In use, after the incision 16 is made, the jaws 22, 24 are initially held together manually by the surgeon 32 in order to pass these jaws through the incision 16. The distal portion 14 is passed into the incision. Thus, the distal portion of the instrument 12 is inserted into the anterior chamber 18 of an eye 10, and the surgeon 32 thereafter manipulates the handles 26, 28 to grasp lens 20 (or portions thereof) with jaws 22, 24. The jaws 22, 24 are effective to progressively fragment the lens 20 by gouging, cutting, and fragmenting action. Progressively, the lens 20 is reduced to fragments and to particles (i.e., by action of the frame portion 82 and bar portions 86 with the opposing surface 62 (or 62a, with one or more of the optional features 64a, 66a, or 68a) of the other jaw portion 24. Irrigation fluid is supplied by source 78 and opening 72 (or openings 196) during this procedure to assist in moving the fragments and particles to positions for their further reduction or aspiration. In other words, the lens is reduced to fragments, and the fragments to particles which are sufficiently small that they can be removed via the openings 96 (196) and passage 94 (194) to passage 90 (190) and aspiration vacuum source 92. As pointed out above, because the instrument 12 fits snugly in the incision 16, fluid loss from the eye is minimized. Further, the transition portion 48 does not change much in size as the jaws 22, 24 are manipulated by the surgeon 32, so that trauma to the surrounding eye tissues is minimal.
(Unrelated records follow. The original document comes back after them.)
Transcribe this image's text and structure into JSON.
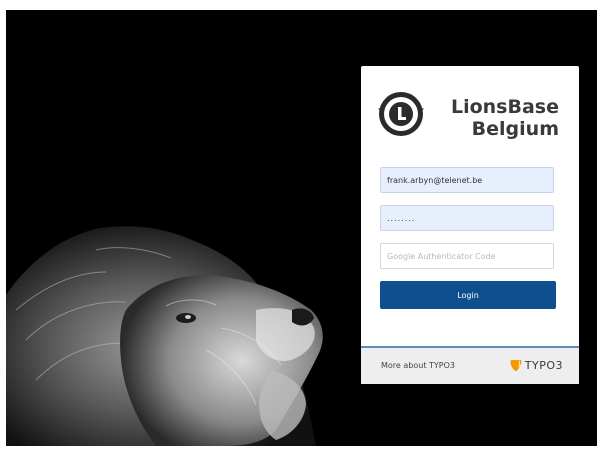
{
  "brand": {
    "line1": "LionsBase",
    "line2": "Belgium",
    "logo_icon": "lions-club-emblem-icon"
  },
  "form": {
    "username_value": "frank.arbyn@telenet.be",
    "password_value": "........",
    "mfa_placeholder": "Google Authenticator Code",
    "login_label": "Login"
  },
  "footer": {
    "more_link": "More about TYPO3",
    "typo3_wordmark": "TYPO3",
    "typo3_icon": "typo3-logo-icon"
  },
  "colors": {
    "background": "#000000",
    "button": "#0d4f8f",
    "autofill": "#e8effc",
    "footer_accent": "#5c8fbf",
    "typo3_orange": "#f49700"
  }
}
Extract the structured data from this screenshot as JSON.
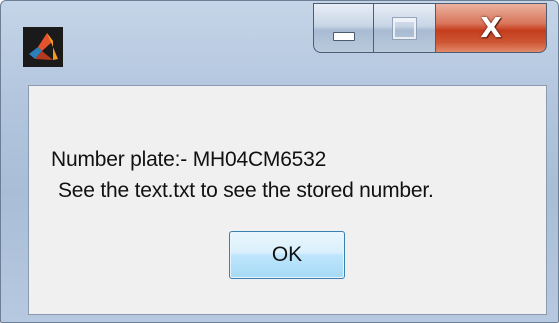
{
  "window": {
    "app_icon": "matlab-logo-icon",
    "controls": {
      "minimize_icon": "minimize-icon",
      "maximize_icon": "maximize-icon",
      "close_icon": "close-icon",
      "close_glyph": "X"
    }
  },
  "dialog": {
    "message_line_1": "Number plate:- MH04CM6532",
    "message_line_2": "See the text.txt to see the stored number.",
    "ok_label": "OK"
  },
  "colors": {
    "close_button": "#c43d1d",
    "ok_button_border": "#3c7fb1",
    "client_background": "#f0f0f0"
  }
}
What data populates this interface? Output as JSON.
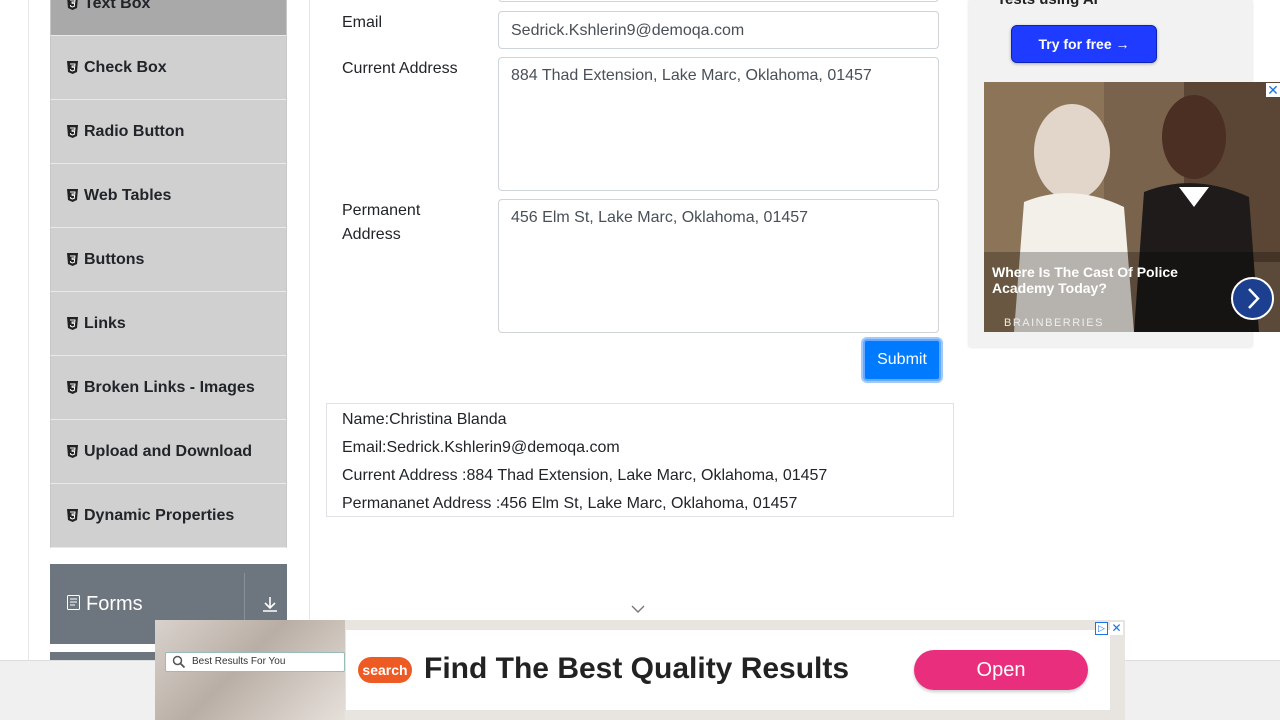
{
  "sidebar": {
    "items": [
      {
        "label": "Text Box",
        "icon": "html5-icon"
      },
      {
        "label": "Check Box",
        "icon": "html5-icon"
      },
      {
        "label": "Radio Button",
        "icon": "html5-icon"
      },
      {
        "label": "Web Tables",
        "icon": "html5-icon"
      },
      {
        "label": "Buttons",
        "icon": "html5-icon"
      },
      {
        "label": "Links",
        "icon": "html5-icon"
      },
      {
        "label": "Broken Links - Images",
        "icon": "html5-icon"
      },
      {
        "label": "Upload and Download",
        "icon": "html5-icon"
      },
      {
        "label": "Dynamic Properties",
        "icon": "html5-icon"
      }
    ],
    "group": {
      "label": "Forms",
      "icon": "document-icon"
    }
  },
  "form": {
    "email_label": "Email",
    "email_value": "Sedrick.Kshlerin9@demoqa.com",
    "current_label": "Current Address",
    "current_value": "884 Thad Extension, Lake Marc, Oklahoma, 01457",
    "permanent_label_1": "Permanent",
    "permanent_label_2": "Address",
    "permanent_value": "456 Elm St, Lake Marc, Oklahoma, 01457",
    "submit_label": "Submit"
  },
  "output": {
    "name": "Name:Christina Blanda",
    "email": "Email:Sedrick.Kshlerin9@demoqa.com",
    "current": "Current Address :884 Thad Extension, Lake Marc, Oklahoma, 01457",
    "permanent": "Permananet Address :456 Elm St, Lake Marc, Oklahoma, 01457"
  },
  "ad_right": {
    "cut_text": "Tests using AI",
    "button": "Try for free →",
    "caption": "Where Is The Cast Of Police Academy Today?",
    "brand": "BRAINBERRIES"
  },
  "ad_bottom": {
    "search_text": "Best Results For You",
    "logo": "search",
    "headline": "Find The Best Quality Results",
    "button": "Open"
  },
  "colors": {
    "accent": "#007bff",
    "sidebar_active": "#a9a9a9",
    "sidebar_item": "#d0d0d0",
    "group_header": "#6d757e",
    "ad_button": "#ea2e7e"
  }
}
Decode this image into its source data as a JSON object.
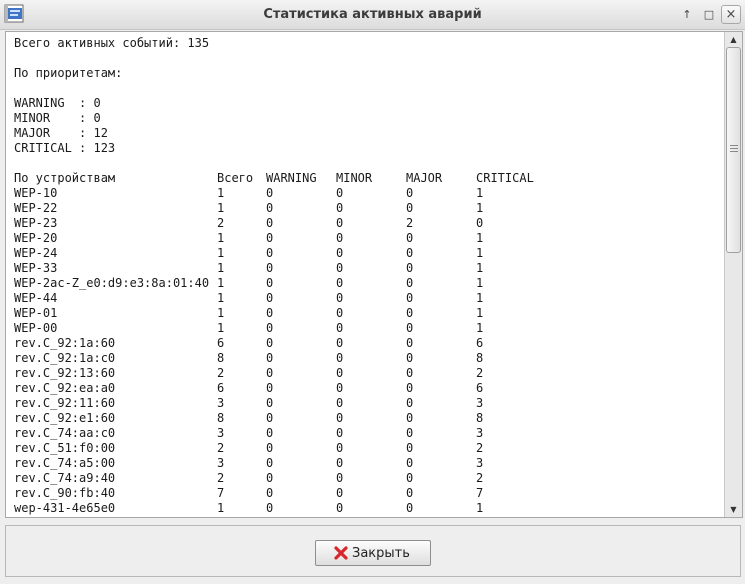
{
  "window": {
    "title": "Статистика активных аварий"
  },
  "summary": {
    "total_line": "Всего активных событий: 135",
    "priority_header": "По приоритетам:",
    "priorities": [
      "WARNING  : 0",
      "MINOR    : 0",
      "MAJOR    : 12",
      "CRITICAL : 123"
    ]
  },
  "devices": {
    "columns": [
      "По устройствам",
      "Всего",
      "WARNING",
      "MINOR",
      "MAJOR",
      "CRITICAL"
    ],
    "rows": [
      [
        "WEP-10",
        "1",
        "0",
        "0",
        "0",
        "1"
      ],
      [
        "WEP-22",
        "1",
        "0",
        "0",
        "0",
        "1"
      ],
      [
        "WEP-23",
        "2",
        "0",
        "0",
        "2",
        "0"
      ],
      [
        "WEP-20",
        "1",
        "0",
        "0",
        "0",
        "1"
      ],
      [
        "WEP-24",
        "1",
        "0",
        "0",
        "0",
        "1"
      ],
      [
        "WEP-33",
        "1",
        "0",
        "0",
        "0",
        "1"
      ],
      [
        "WEP-2ac-Z_e0:d9:e3:8a:01:40",
        "1",
        "0",
        "0",
        "0",
        "1"
      ],
      [
        "WEP-44",
        "1",
        "0",
        "0",
        "0",
        "1"
      ],
      [
        "WEP-01",
        "1",
        "0",
        "0",
        "0",
        "1"
      ],
      [
        "WEP-00",
        "1",
        "0",
        "0",
        "0",
        "1"
      ],
      [
        "rev.C_92:1a:60",
        "6",
        "0",
        "0",
        "0",
        "6"
      ],
      [
        "rev.C_92:1a:c0",
        "8",
        "0",
        "0",
        "0",
        "8"
      ],
      [
        "rev.C_92:13:60",
        "2",
        "0",
        "0",
        "0",
        "2"
      ],
      [
        "rev.C_92:ea:a0",
        "6",
        "0",
        "0",
        "0",
        "6"
      ],
      [
        "rev.C_92:11:60",
        "3",
        "0",
        "0",
        "0",
        "3"
      ],
      [
        "rev.C_92:e1:60",
        "8",
        "0",
        "0",
        "0",
        "8"
      ],
      [
        "rev.C_74:aa:c0",
        "3",
        "0",
        "0",
        "0",
        "3"
      ],
      [
        "rev.C_51:f0:00",
        "2",
        "0",
        "0",
        "0",
        "2"
      ],
      [
        "rev.C_74:a5:00",
        "3",
        "0",
        "0",
        "0",
        "3"
      ],
      [
        "rev.C_74:a9:40",
        "2",
        "0",
        "0",
        "0",
        "2"
      ],
      [
        "rev.C_90:fb:40",
        "7",
        "0",
        "0",
        "0",
        "7"
      ],
      [
        "wep-431-4e65e0",
        "1",
        "0",
        "0",
        "0",
        "1"
      ]
    ]
  },
  "buttons": {
    "close_label": "Закрыть"
  },
  "icons": {
    "app": "app-window-icon",
    "restore": "arrow-up-icon",
    "maximize": "maximize-icon",
    "close": "close-icon",
    "button": "red-x-icon"
  },
  "colors": {
    "close_icon": "#d9262b",
    "app_icon": "#3f74c7"
  }
}
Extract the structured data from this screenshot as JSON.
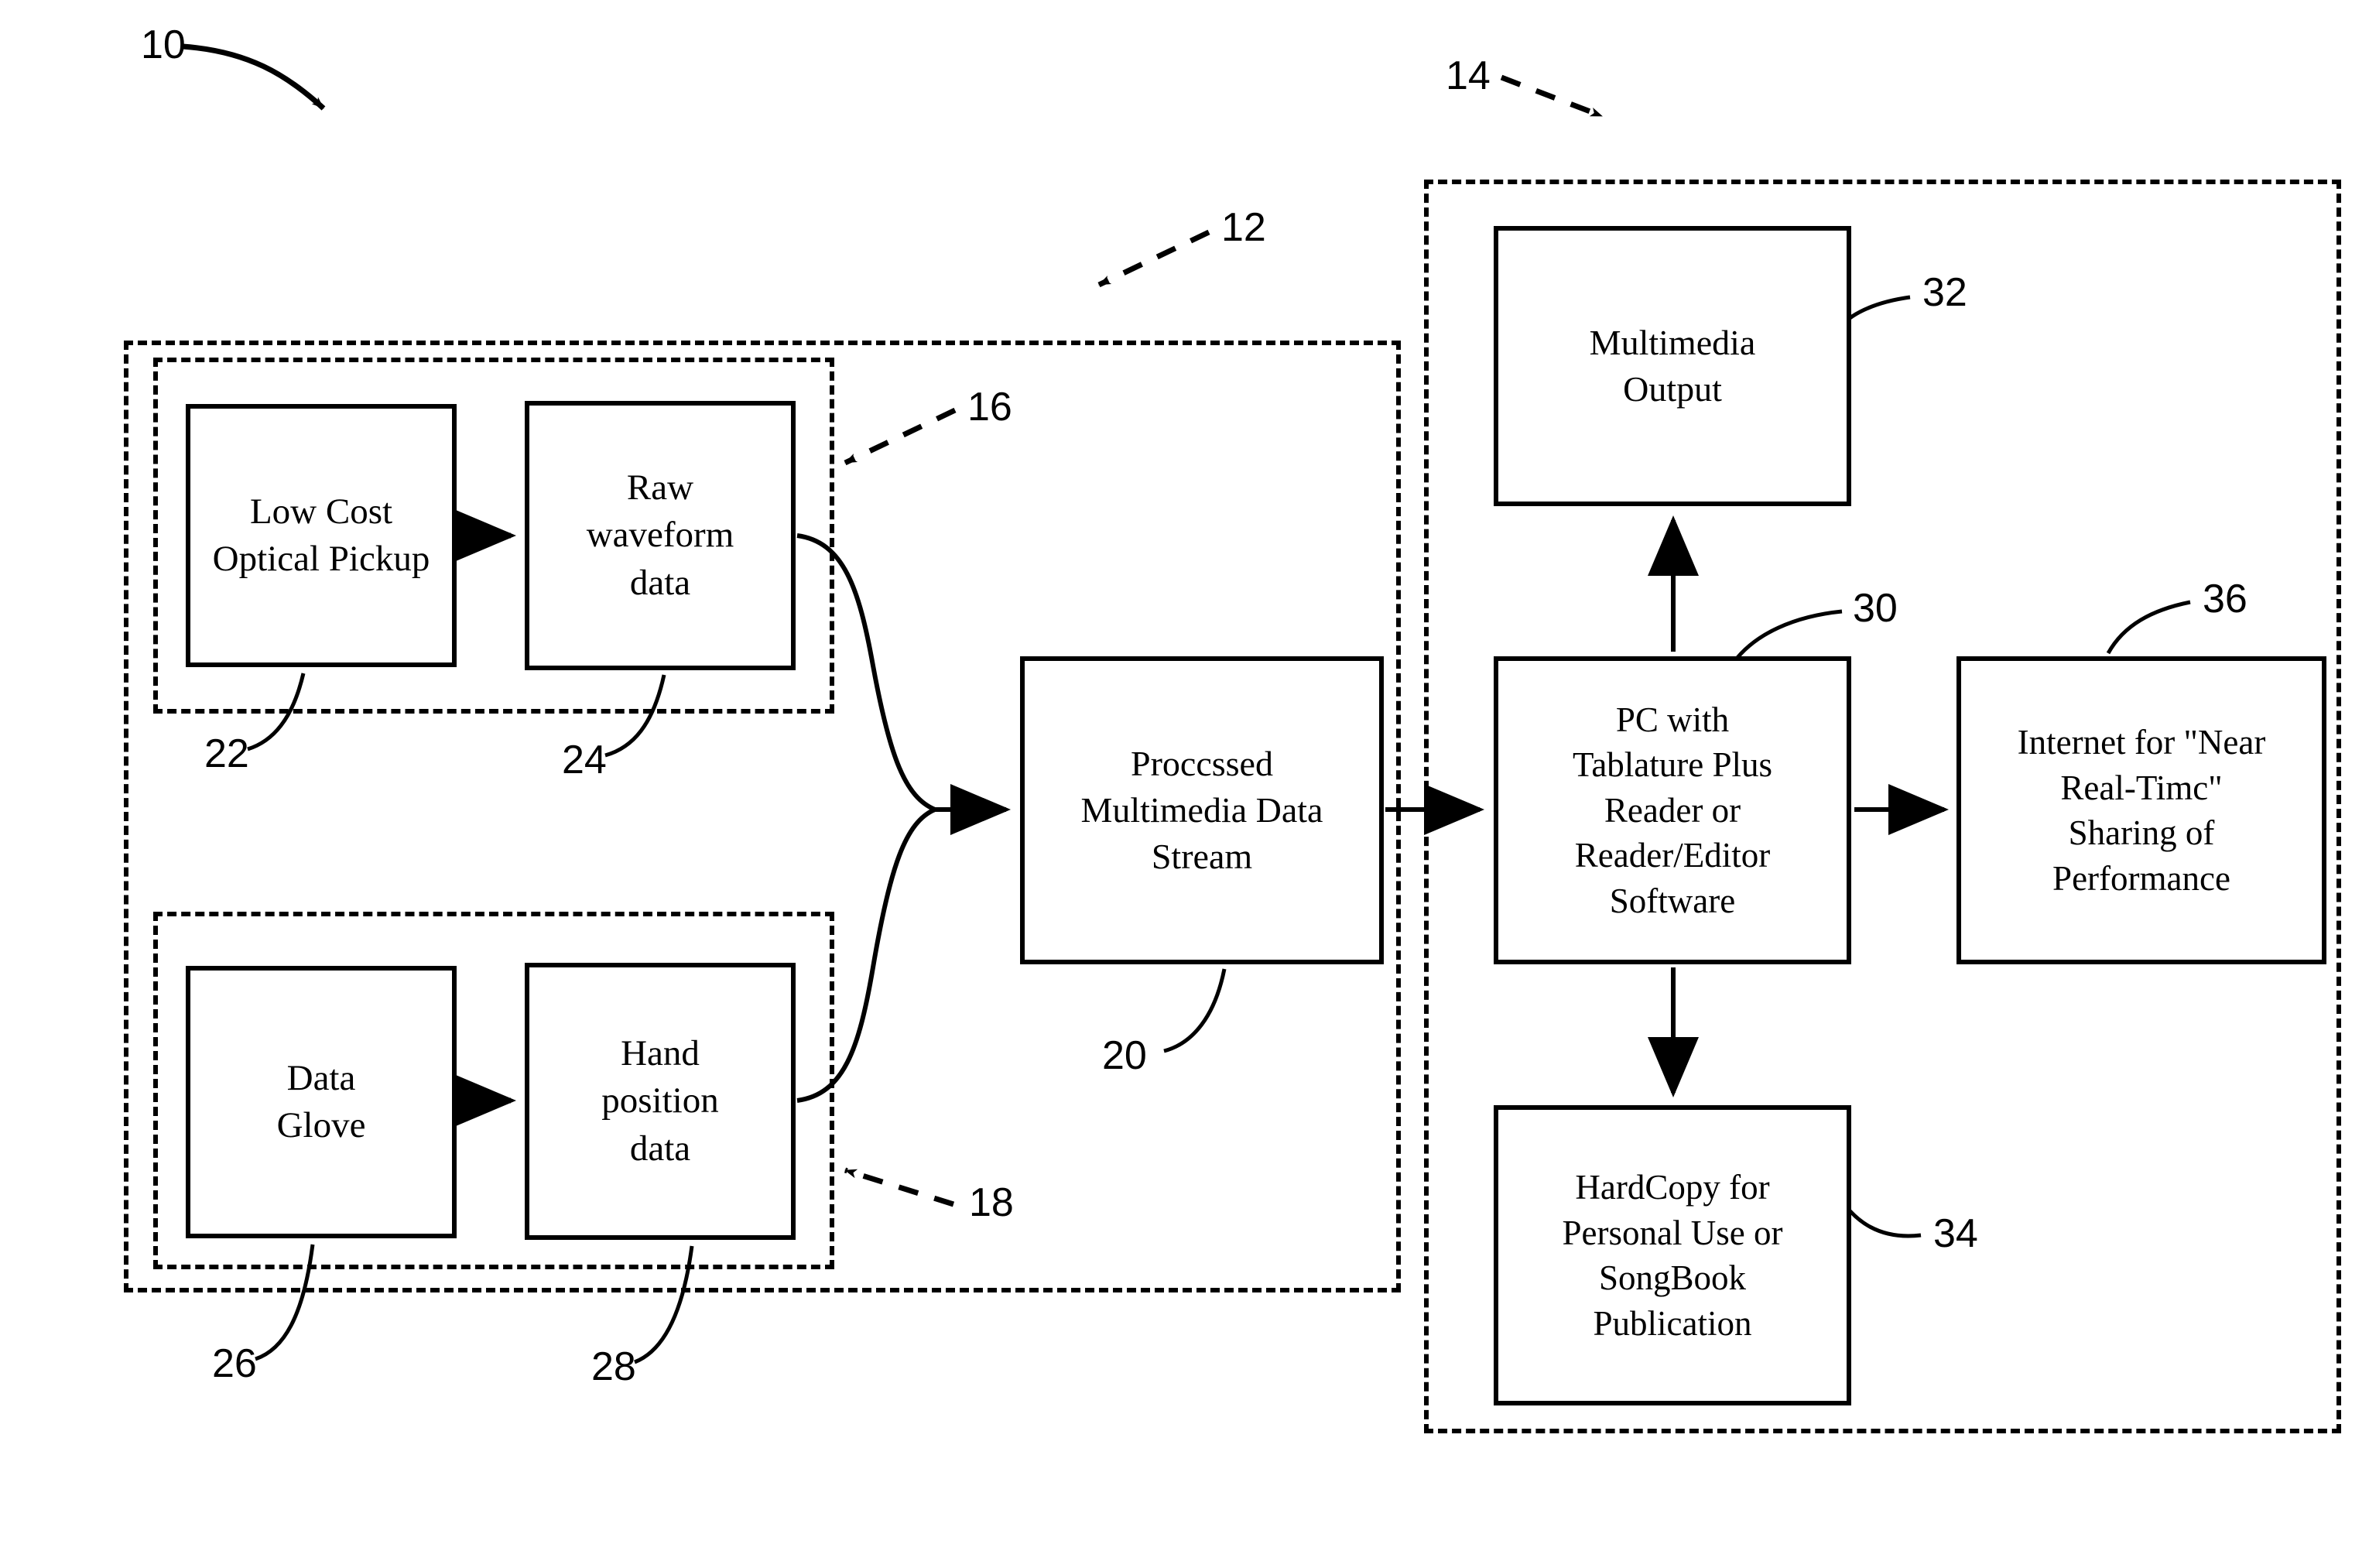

Although exemplary embodiments of the invention have been shown and described, many changes, modifications and substitutions may be made by one having ordinary skill in the art without necessarily departing from the spirit and scope of this invention.